This is the “power” of social media.  Fifteen years ago – television was an all powerful information “gate keeper” as were radio stations and newspapers.  Fifteen years ago – if you weren’t in the NYC area – you would have missed this story.   Fifteen years ago – if you wanted to communicate on a national level – you either had to have a more than a few producers and editors agreeing your message needed to be heard.  If you didn’t have that – you needed to have a LOT of cash to buy air time to distribute your message.

Today – the keys to the information lock have been freely distributed to everyone with internet access.   Got something to say?  Create a video with the web cam built into your laptop.  Then upload it quickly and easily to YouTube – and a couple of hundred of other online video sharing sites while you’re at it.  Tag it and then blog about it and wait to see if it “connects” with people.

The real “magic” is that ANYONE can do this now.  Information distribution is not just the job of geeks and it’s not limited to professional journalists.  Technology has provided the tools so ANYONE can now share information – freely and easily.

There’s something about the KFTC that “connected” with people.  It is naughty (there’s no doubt an FTC fine was levied on the station)- and it’s catchy.   While it’s not telling a customer service story or creating a social media shit storm like Dave Carroll did – it’s still connecting in a powerful way.  The difference between now and then – the traditional information gatekeepers aren’t dictating the path this story is taking – the “everyman” is.

Comments

  1. says

    On the one hand, I agree, this demonstrates the power of social media. On the other hand, this is a juicy piece – so naturally became extremely viral – not so sure milder pieces of info would receive the same exposure.

  2. Kathy says

    Betsy – now you too can fling “KFTC” around at your next networking event and show how “cool” you are! 🙂

    Amelia – thanks for the view from the “other” side of the pond. Let us know if it reaches “civilization” or if it stays confined to the US.

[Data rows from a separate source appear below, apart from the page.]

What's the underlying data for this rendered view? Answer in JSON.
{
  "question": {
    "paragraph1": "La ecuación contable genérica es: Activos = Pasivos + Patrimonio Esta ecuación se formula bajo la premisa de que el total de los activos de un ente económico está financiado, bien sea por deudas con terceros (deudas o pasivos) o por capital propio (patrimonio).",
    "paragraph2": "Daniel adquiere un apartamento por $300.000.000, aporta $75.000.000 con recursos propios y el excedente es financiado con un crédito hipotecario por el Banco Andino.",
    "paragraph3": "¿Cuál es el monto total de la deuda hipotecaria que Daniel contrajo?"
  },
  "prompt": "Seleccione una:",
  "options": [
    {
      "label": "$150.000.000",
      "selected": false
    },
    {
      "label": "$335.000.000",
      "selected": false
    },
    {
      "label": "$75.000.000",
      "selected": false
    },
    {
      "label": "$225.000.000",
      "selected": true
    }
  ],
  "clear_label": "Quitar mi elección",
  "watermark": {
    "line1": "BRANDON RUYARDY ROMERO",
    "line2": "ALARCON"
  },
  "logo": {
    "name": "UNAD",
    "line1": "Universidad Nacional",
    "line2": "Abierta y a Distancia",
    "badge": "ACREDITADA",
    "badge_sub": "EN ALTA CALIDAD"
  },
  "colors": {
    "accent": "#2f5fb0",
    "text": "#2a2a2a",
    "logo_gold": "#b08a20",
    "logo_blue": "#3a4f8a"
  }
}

    Mentors – Welcome to the conversation!

    Vered – I agree that this is an “exceptionally” juicy tidbit. Less dramatic pieces so take longer to build up that head of steam. However, it does a GREAT job of illustrating how social media’s ease of use is changing the way information travels.

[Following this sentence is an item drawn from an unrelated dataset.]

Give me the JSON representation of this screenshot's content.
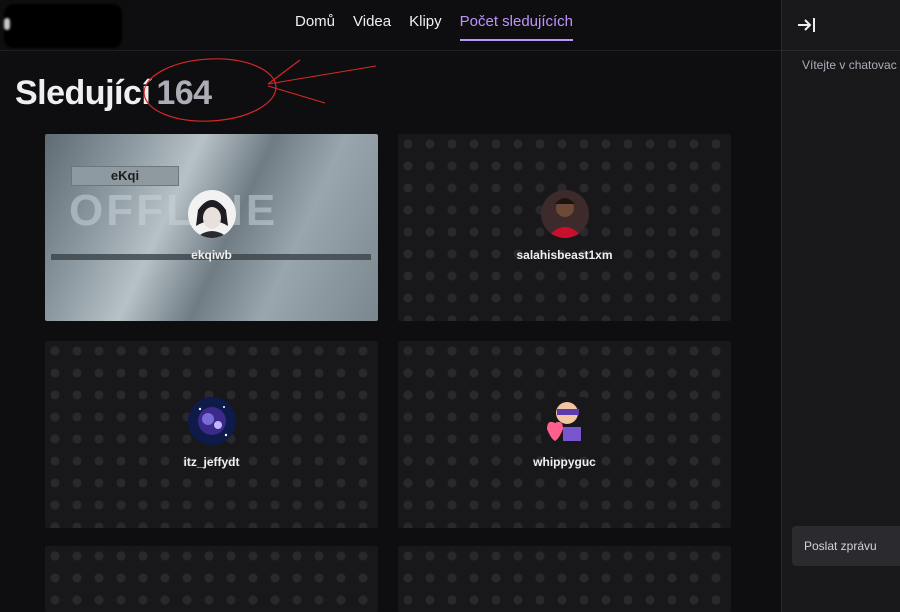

    Jannie – yes, the look on the co-anchor’s face is priceless! It’s like she’s the only one who realized what just happened!!

  3. says

    Hi Kathy,

    I find it amazing how stuff can travel so fast on social media sites. Just last night I was “watching Twitter” trying to get news on the tsunami and as fast as I could read, new tweets were coming in. It wasn’t until hours later they carried the same news on TV.
    .-= Barbara Swafford´s last blog ..SEO and Blogging – Keeping It Simple =-.

  4. Kathy says

    Twitter’s claim to fame is spreading news instantaneously. The speed of the dissemination of information is probably the most important aspect of social media. I learned about Micheal Jackson’s death via Facebook of all places – hours before it was confirmed by the “traditional” media.

  5. Tom says

    First time visiting this blog, really interesting stuff about Anastos. It seems ironically funny to me that the ‘FTC’ would penalize the broadcaster of the ‘KFTC’ phrase. While I actually think it would be the FCC that levied a fine, the FTC makes for a better story. And I’m sure there’s a place for KFC in there too. What is PETA’s stand on all of this? Poor chicken! Have you ever been called a chicken? Don’t admit it here, we might get the idea Ernie Anastos was talking about you. Gotta run, think my chicken is calling.

  6. Kathy says

    Tom – I think you’re right – I think it should be the FTC. I’m guilty of “repeating” the reporting error. Good thing I don’t call myself a journalist in ANY sense of the word! 🙂

    Too funny about PETA – I’m sure they’ll be in there swinging as well once they catch wind of this!